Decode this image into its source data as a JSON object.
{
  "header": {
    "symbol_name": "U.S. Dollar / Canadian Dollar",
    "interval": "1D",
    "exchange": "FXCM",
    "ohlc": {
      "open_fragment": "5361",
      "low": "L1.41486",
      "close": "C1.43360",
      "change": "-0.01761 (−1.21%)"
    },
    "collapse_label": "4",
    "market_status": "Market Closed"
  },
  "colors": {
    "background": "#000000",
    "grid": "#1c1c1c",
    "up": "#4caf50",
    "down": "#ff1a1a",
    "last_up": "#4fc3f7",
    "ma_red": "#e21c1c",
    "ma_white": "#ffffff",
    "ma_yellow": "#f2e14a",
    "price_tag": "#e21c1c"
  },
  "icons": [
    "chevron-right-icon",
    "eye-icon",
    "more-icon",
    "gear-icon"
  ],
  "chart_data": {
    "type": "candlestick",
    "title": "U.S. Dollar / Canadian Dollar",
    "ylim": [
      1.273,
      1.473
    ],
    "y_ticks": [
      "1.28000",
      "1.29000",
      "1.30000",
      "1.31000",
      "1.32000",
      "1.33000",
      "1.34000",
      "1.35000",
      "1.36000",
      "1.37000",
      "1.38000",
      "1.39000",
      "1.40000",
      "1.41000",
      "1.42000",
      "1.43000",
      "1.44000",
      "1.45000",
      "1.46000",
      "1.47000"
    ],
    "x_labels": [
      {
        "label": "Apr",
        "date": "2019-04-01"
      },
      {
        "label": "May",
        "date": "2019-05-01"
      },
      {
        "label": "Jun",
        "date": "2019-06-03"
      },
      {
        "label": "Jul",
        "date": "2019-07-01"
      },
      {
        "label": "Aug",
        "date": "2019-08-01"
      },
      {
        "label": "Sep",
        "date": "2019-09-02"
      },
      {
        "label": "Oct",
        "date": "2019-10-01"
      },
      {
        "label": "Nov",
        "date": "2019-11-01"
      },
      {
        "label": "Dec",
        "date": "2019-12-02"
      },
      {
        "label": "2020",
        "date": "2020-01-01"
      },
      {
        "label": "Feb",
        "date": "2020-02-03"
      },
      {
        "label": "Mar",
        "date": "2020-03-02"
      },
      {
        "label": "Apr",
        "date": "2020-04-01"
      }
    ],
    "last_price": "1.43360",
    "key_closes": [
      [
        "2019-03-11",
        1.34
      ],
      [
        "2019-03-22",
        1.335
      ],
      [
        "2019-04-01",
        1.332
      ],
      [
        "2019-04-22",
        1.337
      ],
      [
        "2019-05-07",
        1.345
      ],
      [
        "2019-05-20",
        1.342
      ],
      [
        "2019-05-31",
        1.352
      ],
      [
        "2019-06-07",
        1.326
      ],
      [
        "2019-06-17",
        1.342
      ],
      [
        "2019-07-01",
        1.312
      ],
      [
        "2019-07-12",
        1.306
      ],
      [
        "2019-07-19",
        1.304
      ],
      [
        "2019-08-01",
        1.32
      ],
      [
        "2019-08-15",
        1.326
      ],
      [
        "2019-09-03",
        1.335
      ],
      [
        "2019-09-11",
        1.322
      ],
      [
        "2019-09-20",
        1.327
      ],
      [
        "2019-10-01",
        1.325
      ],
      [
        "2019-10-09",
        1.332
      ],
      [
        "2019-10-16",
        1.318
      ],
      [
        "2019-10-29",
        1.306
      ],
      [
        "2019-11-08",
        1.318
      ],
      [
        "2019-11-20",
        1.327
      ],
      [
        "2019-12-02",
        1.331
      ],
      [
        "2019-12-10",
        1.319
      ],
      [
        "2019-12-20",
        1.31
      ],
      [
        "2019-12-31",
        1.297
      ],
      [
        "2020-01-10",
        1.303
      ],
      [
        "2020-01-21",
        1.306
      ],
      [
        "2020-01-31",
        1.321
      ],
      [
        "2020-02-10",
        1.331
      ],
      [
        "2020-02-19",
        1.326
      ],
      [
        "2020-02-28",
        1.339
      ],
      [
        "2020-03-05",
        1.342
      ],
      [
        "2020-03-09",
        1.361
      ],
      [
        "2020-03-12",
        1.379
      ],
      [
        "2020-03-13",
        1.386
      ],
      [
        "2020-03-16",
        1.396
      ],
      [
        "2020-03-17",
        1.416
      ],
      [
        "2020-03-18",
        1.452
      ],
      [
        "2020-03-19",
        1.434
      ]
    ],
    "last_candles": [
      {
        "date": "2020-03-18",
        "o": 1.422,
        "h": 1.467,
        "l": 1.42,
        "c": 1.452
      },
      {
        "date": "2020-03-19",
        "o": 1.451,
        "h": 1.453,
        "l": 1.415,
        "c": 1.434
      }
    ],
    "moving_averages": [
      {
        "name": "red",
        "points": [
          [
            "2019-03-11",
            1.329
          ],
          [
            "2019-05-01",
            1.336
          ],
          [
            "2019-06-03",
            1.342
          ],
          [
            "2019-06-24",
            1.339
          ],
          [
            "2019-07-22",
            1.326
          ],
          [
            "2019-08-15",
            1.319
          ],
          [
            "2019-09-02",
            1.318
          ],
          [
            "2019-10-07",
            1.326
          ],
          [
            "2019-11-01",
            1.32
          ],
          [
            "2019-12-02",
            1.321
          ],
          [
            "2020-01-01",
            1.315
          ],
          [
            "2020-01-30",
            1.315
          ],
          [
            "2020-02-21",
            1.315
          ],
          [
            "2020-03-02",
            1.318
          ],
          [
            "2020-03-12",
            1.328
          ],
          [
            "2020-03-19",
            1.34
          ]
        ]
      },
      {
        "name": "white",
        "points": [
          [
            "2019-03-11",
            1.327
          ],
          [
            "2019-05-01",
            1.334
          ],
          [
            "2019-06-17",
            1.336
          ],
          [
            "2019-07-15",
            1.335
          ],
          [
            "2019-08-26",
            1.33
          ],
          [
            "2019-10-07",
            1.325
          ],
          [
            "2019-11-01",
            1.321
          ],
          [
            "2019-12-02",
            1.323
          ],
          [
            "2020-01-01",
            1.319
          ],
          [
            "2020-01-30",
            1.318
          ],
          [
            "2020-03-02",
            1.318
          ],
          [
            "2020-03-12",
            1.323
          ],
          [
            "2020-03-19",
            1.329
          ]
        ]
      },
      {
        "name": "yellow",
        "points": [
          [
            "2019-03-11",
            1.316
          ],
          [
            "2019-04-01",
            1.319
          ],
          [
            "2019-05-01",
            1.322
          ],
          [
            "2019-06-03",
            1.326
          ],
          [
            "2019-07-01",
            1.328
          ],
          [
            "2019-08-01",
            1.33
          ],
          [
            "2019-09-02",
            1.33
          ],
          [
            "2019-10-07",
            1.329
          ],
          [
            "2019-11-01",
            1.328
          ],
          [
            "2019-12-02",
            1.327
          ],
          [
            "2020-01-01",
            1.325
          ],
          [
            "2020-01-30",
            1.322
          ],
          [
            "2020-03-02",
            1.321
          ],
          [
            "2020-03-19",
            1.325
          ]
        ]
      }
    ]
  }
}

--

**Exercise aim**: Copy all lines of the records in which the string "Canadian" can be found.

**Answer to this task**:
    "symbol_name": "U.S. Dollar / Canadian Dollar",
    "title": "U.S. Dollar / Canadian Dollar",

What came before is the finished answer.